I’ve got some way into Bernard Carlson’s book Tesla: Inventor of the Electrical Age, which is out in paperback now. It’s very interesting, although the physics washes over me. The difference between a rotor, a stator, a transformer and a conductor? It just doesn’t stick. It must be like this for non-economists reading about economics. Anyway, the terms make sense once if you concentrate really hard but then just evaporate from the mind.
On the other hand, I’m finding the depiction of the early electrical industry in the US and Europe very interesting – the fierce competition, patenting of different approaches, seriously risky capital investment, the uncertainty over what would emerge as an industry standard, the dastardliness of some rich investors, the works.
One chapter describes Tesla’s early investors and how they got interested in electricity. One had started with a telegraph line between Washington DC and Chicago: “Peck discovered that there were banks and merchants who were interested in leasing dedicated wires in order to conduct their business securely.” So, as now, the finance industry was a big customer of the new technologies.
I also liked this parallel with modern times: Tesla persuaded his investors to provide more funds with a demo involving spinning an egg on its pointy end on a wooden table thanks to some electrical whatevs underneath. They loved it. “This episode taught Tesla that invention would require a degree of showmanship in order to create the right illusions about his creations. People do not invest in inventions built out of tin cans; they invest in projects that capture their imagination.”
And, to my delight in these early chapters, Tesla turns out to have got his start at the Ganz electrical works in Budapest. I visited the factory in early 1990, when it took immediate advantage of the collapse of communism to look for western investors, and hired a stockbroker from London who took some journalists (including me) on a trip. It was fascinating. The managing director’s secretary had the only key to the cupboard in which the toilet paper was kept so she knew exactly when everybody in the party had to go – clearly a powerful woman in the enterprise.
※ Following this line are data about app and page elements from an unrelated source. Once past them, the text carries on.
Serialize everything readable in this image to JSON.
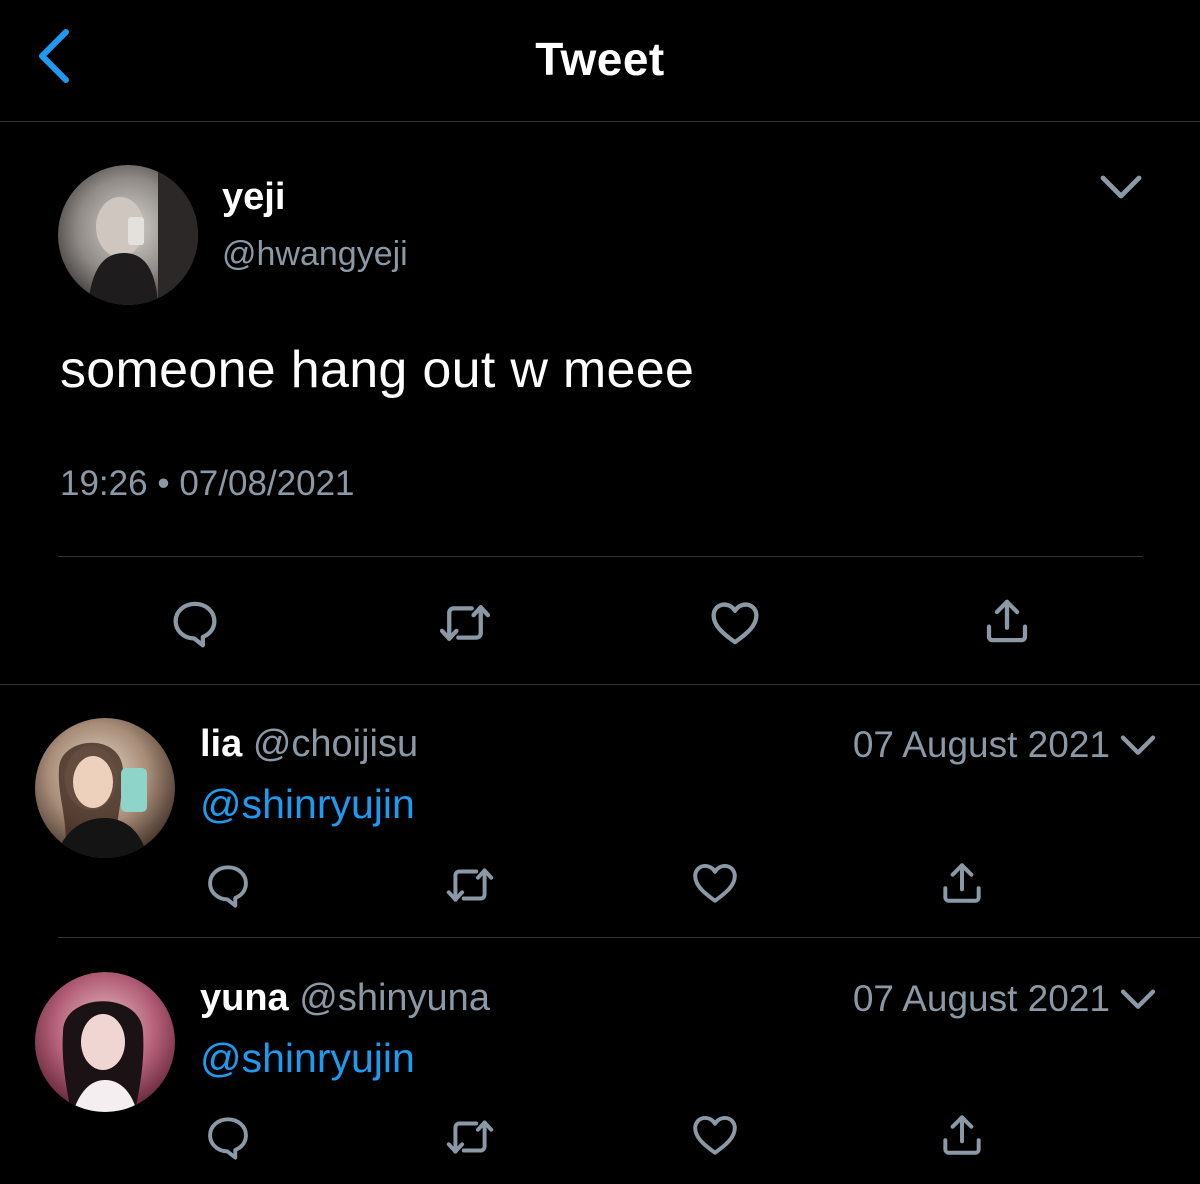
{
  "header": {
    "title": "Tweet",
    "back_icon": "chevron-left-icon"
  },
  "colors": {
    "background": "#000000",
    "accent": "#1d9bf0",
    "secondary_text": "#8b98a5",
    "divider": "#2f3336"
  },
  "main_tweet": {
    "display_name": "yeji",
    "handle": "@hwangyeji",
    "text": "someone hang out w meee",
    "time": "19:26",
    "separator": "•",
    "date": "07/08/2021",
    "actions": [
      "reply-icon",
      "retweet-icon",
      "like-icon",
      "share-icon"
    ]
  },
  "replies": [
    {
      "display_name": "lia",
      "handle": "@choijisu",
      "date": "07 August 2021",
      "text": "@shinryujin"
    },
    {
      "display_name": "yuna",
      "handle": "@shinyuna",
      "date": "07 August 2021",
      "text": "@shinryujin"
    }
  ]
}
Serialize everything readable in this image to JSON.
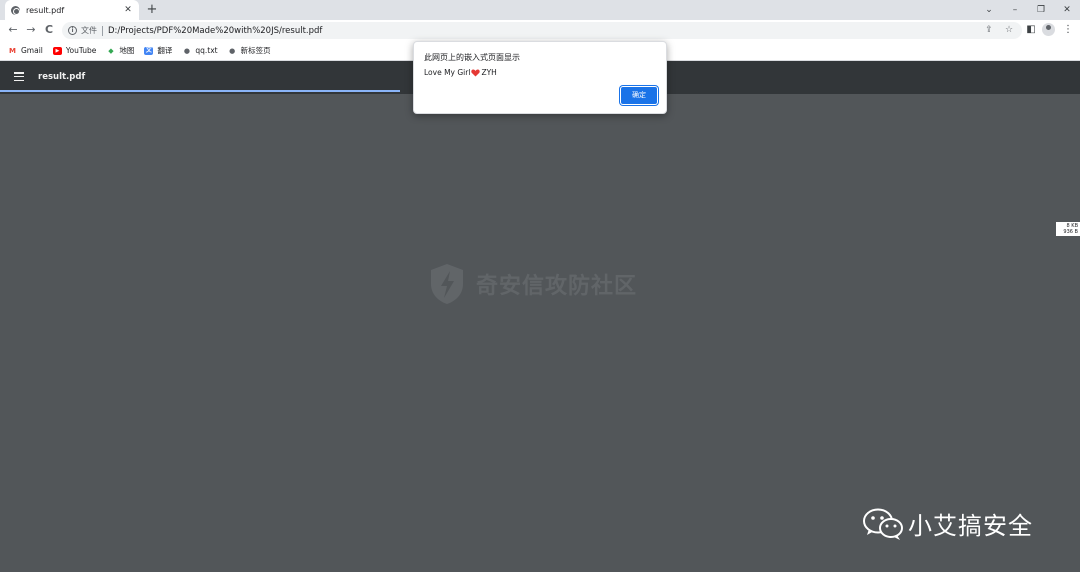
{
  "tab": {
    "title": "result.pdf",
    "close": "✕",
    "new_tab": "+"
  },
  "window_controls": {
    "dropdown": "⌄",
    "minimize": "–",
    "restore": "❐",
    "close": "✕"
  },
  "toolbar": {
    "back": "←",
    "forward": "→",
    "reload": "C",
    "scheme_label": "文件",
    "url": "D:/Projects/PDF%20Made%20with%20JS/result.pdf",
    "share": "⇪",
    "star": "☆",
    "side_panel": "◧",
    "menu": "⋮"
  },
  "bookmarks": [
    {
      "label": "Gmail",
      "icon": "gmail-icon",
      "color": "#ea4335",
      "glyph": "M"
    },
    {
      "label": "YouTube",
      "icon": "youtube-icon",
      "color": "#ff0000",
      "glyph": "▶"
    },
    {
      "label": "地图",
      "icon": "maps-icon",
      "color": "#34a853",
      "glyph": "◆"
    },
    {
      "label": "翻译",
      "icon": "translate-icon",
      "color": "#4285f4",
      "glyph": "文"
    },
    {
      "label": "qq.txt",
      "icon": "globe-icon",
      "color": "#5f6368",
      "glyph": "●"
    },
    {
      "label": "新标签页",
      "icon": "globe-icon",
      "color": "#5f6368",
      "glyph": "●"
    }
  ],
  "pdf_viewer": {
    "title": "result.pdf",
    "progress": 0.37
  },
  "dialog": {
    "title": "此网页上的嵌入式页面显示",
    "message_before": "Love My Girl",
    "message_after": "ZYH",
    "ok_label": "确定"
  },
  "side_label": {
    "line1": "8 KB",
    "line2": "936 B"
  },
  "watermarks": {
    "center": "奇安信攻防社区",
    "bottom_right": "小艾搞安全"
  },
  "colors": {
    "accent": "#1a73e8",
    "pdf_toolbar": "#323639",
    "viewer_bg": "#525659",
    "progress": "#8ab4f8",
    "heart": "#e53935"
  }
}
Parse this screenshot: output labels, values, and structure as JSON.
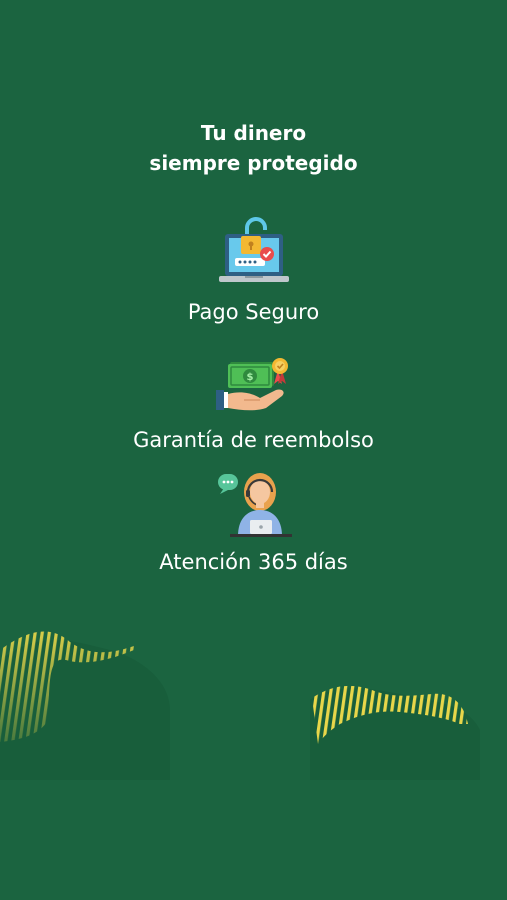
{
  "header": {
    "line1": "Tu dinero",
    "line2": "siempre protegido"
  },
  "features": [
    {
      "label": "Pago Seguro",
      "icon": "secure-laptop-lock-icon"
    },
    {
      "label": "Garantía de reembolso",
      "icon": "money-hand-refund-icon"
    },
    {
      "label": "Atención 365 días",
      "icon": "support-agent-icon"
    }
  ],
  "colors": {
    "background": "#1b6440",
    "accent_yellow": "#e8d64a",
    "text": "#ffffff"
  }
}
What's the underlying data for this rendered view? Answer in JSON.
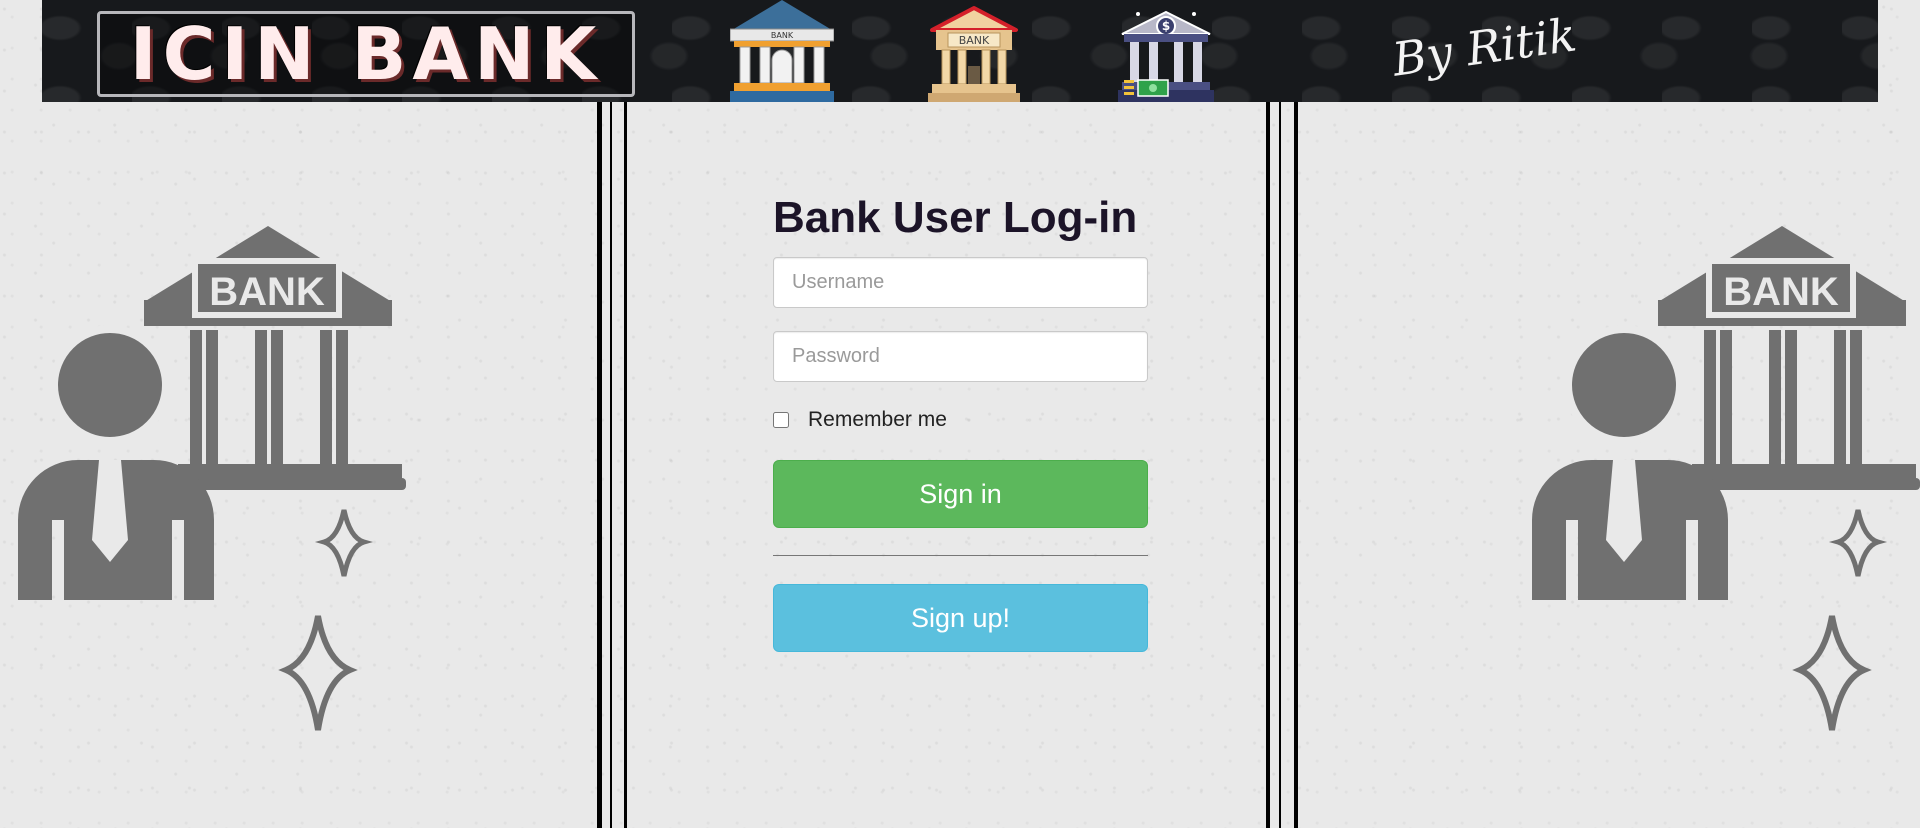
{
  "banner": {
    "logo_text": "ICIN BANK",
    "building_sign_small": "BANK",
    "building_sign_medium": "BANK",
    "bank_icon_symbol": "$",
    "signature": "By Ritik",
    "colors": {
      "background": "#17191c",
      "logo_text": "#ffecec"
    }
  },
  "illustration": {
    "sign_text": "BANK",
    "icon": "banker-building-icon",
    "color": "#707070"
  },
  "login": {
    "title": "Bank User Log-in",
    "username_placeholder": "Username",
    "password_placeholder": "Password",
    "remember_label": "Remember me",
    "signin_label": "Sign in",
    "signup_label": "Sign up!",
    "colors": {
      "signin": "#5cb85c",
      "signup": "#5bc0de",
      "title": "#1c1428"
    }
  }
}
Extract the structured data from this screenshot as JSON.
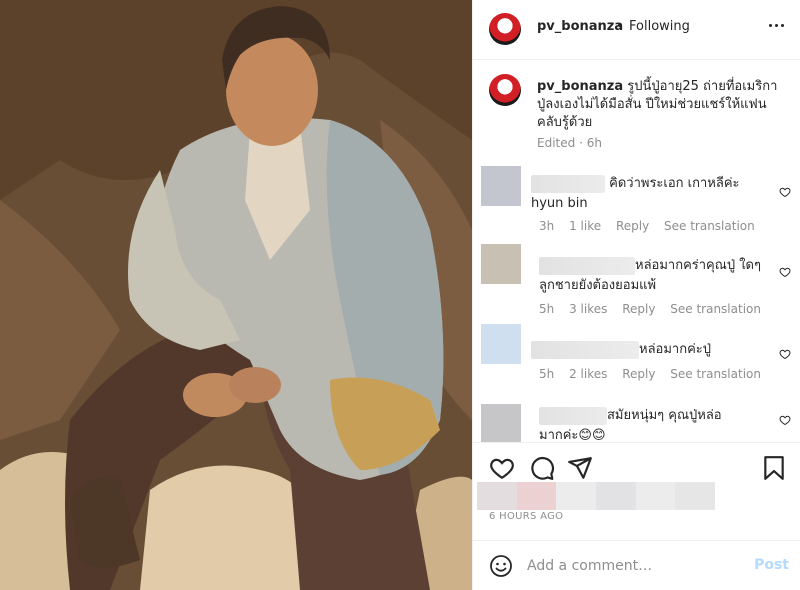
{
  "post": {
    "author": "pv_bonanza",
    "separator": "•",
    "follow_status": "Following",
    "more_icon": "more-horizontal-icon",
    "photo_alt": "vintage-photo"
  },
  "caption": {
    "author": "pv_bonanza",
    "text": "รูปนี้ปู่อายุ25 ถ่ายที่อเมริกา ปู่ลงเองไม่ได้มือสั่น ปีใหม่ช่วยแชร์ให้แฟนคลับรู้ด้วย",
    "edited": "Edited",
    "dot": "·",
    "age": "6h"
  },
  "comments": [
    {
      "text_lines": [
        "คิดว่าพระเอก เกาหลีค่ะ",
        "hyun bin"
      ],
      "age": "3h",
      "likes": "1 like",
      "reply": "Reply",
      "translate": "See translation",
      "avatar_color": "#c4c6cf"
    },
    {
      "text_lines": [
        "หล่อมากคร่าคุณปู่ ใดๆ",
        "ลูกชายยังต้องยอมแพ้"
      ],
      "age": "5h",
      "likes": "3 likes",
      "reply": "Reply",
      "translate": "See translation",
      "avatar_color": "#c9c0b4"
    },
    {
      "text_lines": [
        "หล่อมากค่ะปู่"
      ],
      "age": "5h",
      "likes": "2 likes",
      "reply": "Reply",
      "translate": "See translation",
      "avatar_color": "#cfdff0"
    },
    {
      "text_lines": [
        "สมัยหนุ่มๆ คุณปู่หล่อ",
        "มากค่ะ😊😊"
      ],
      "avatar_color": "#c6c6c8"
    }
  ],
  "actions": {
    "like_icon": "heart-icon",
    "comment_icon": "comment-icon",
    "share_icon": "share-icon",
    "save_icon": "bookmark-icon",
    "timestamp": "6 HOURS AGO"
  },
  "compose": {
    "emoji_icon": "emoji-icon",
    "placeholder": "Add a comment…",
    "post_label": "Post"
  },
  "colors": {
    "text": "#262626",
    "secondary": "#8e8e8e",
    "post_disabled": "#b3dbff",
    "border": "#efefef"
  }
}
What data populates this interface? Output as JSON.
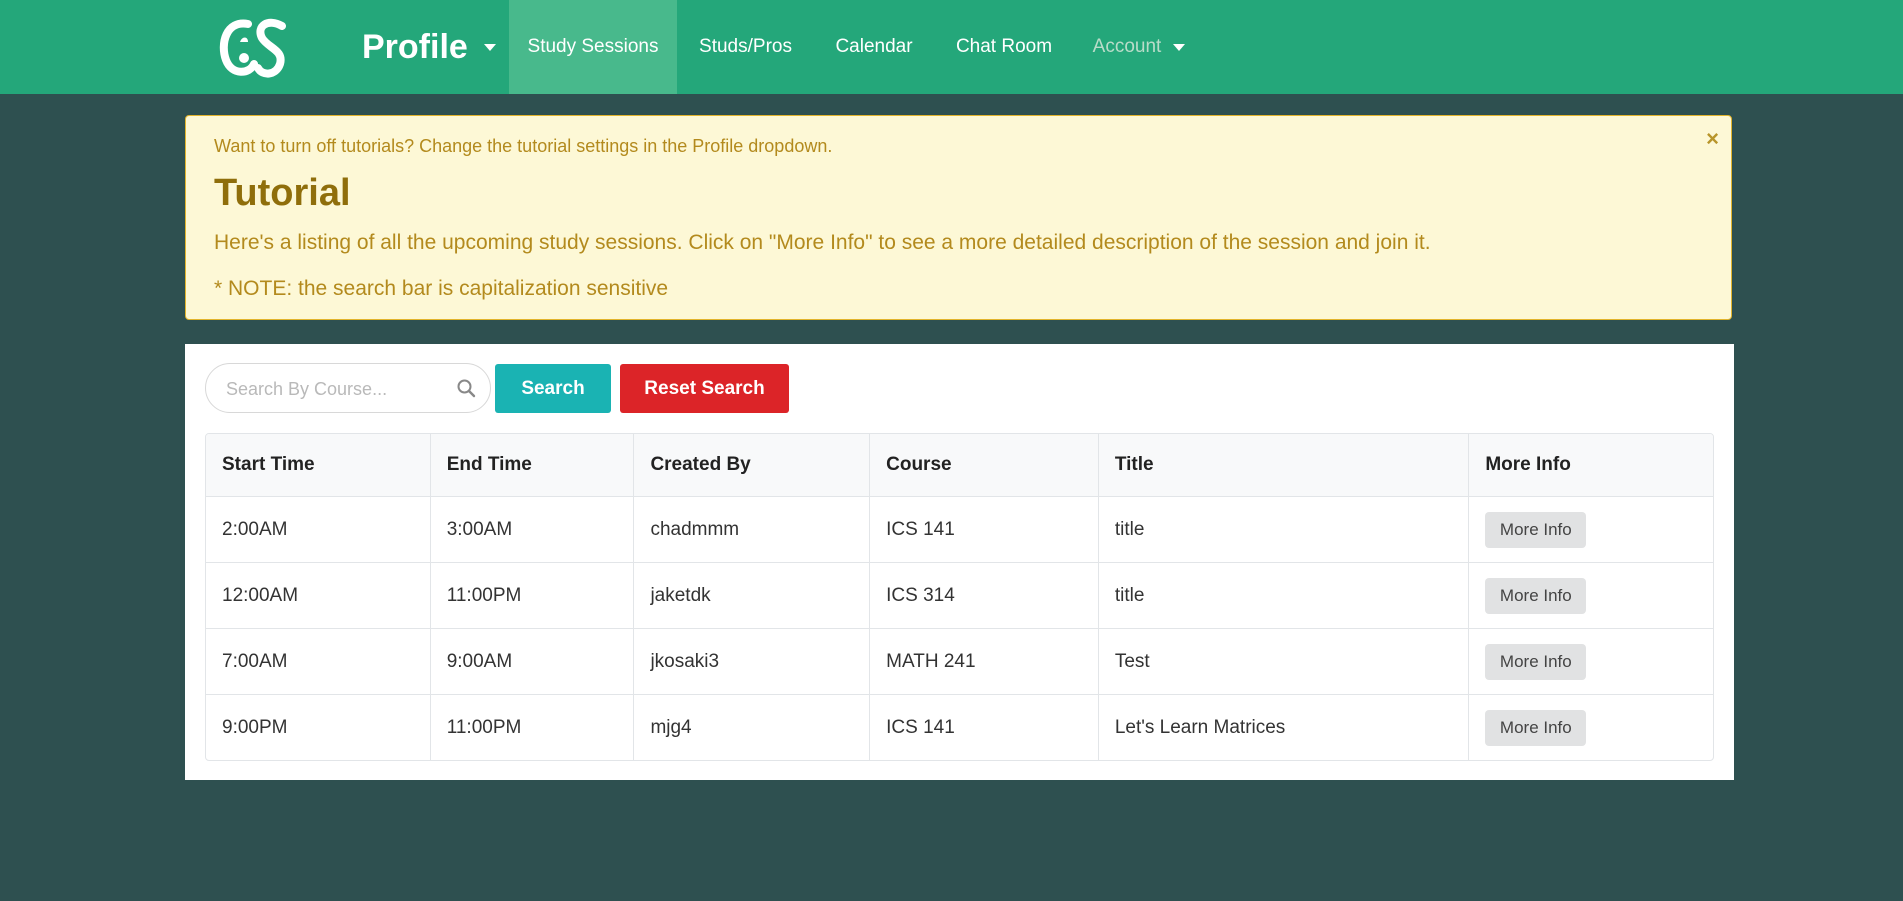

The factory itself was ginormous and took in steel, ore and coal at one end and turned out trams and ligh bulbs at the other end. Spectacular. Monstroously inefficient.
I’m 4 chapters in. Have always loved this image of Tesla.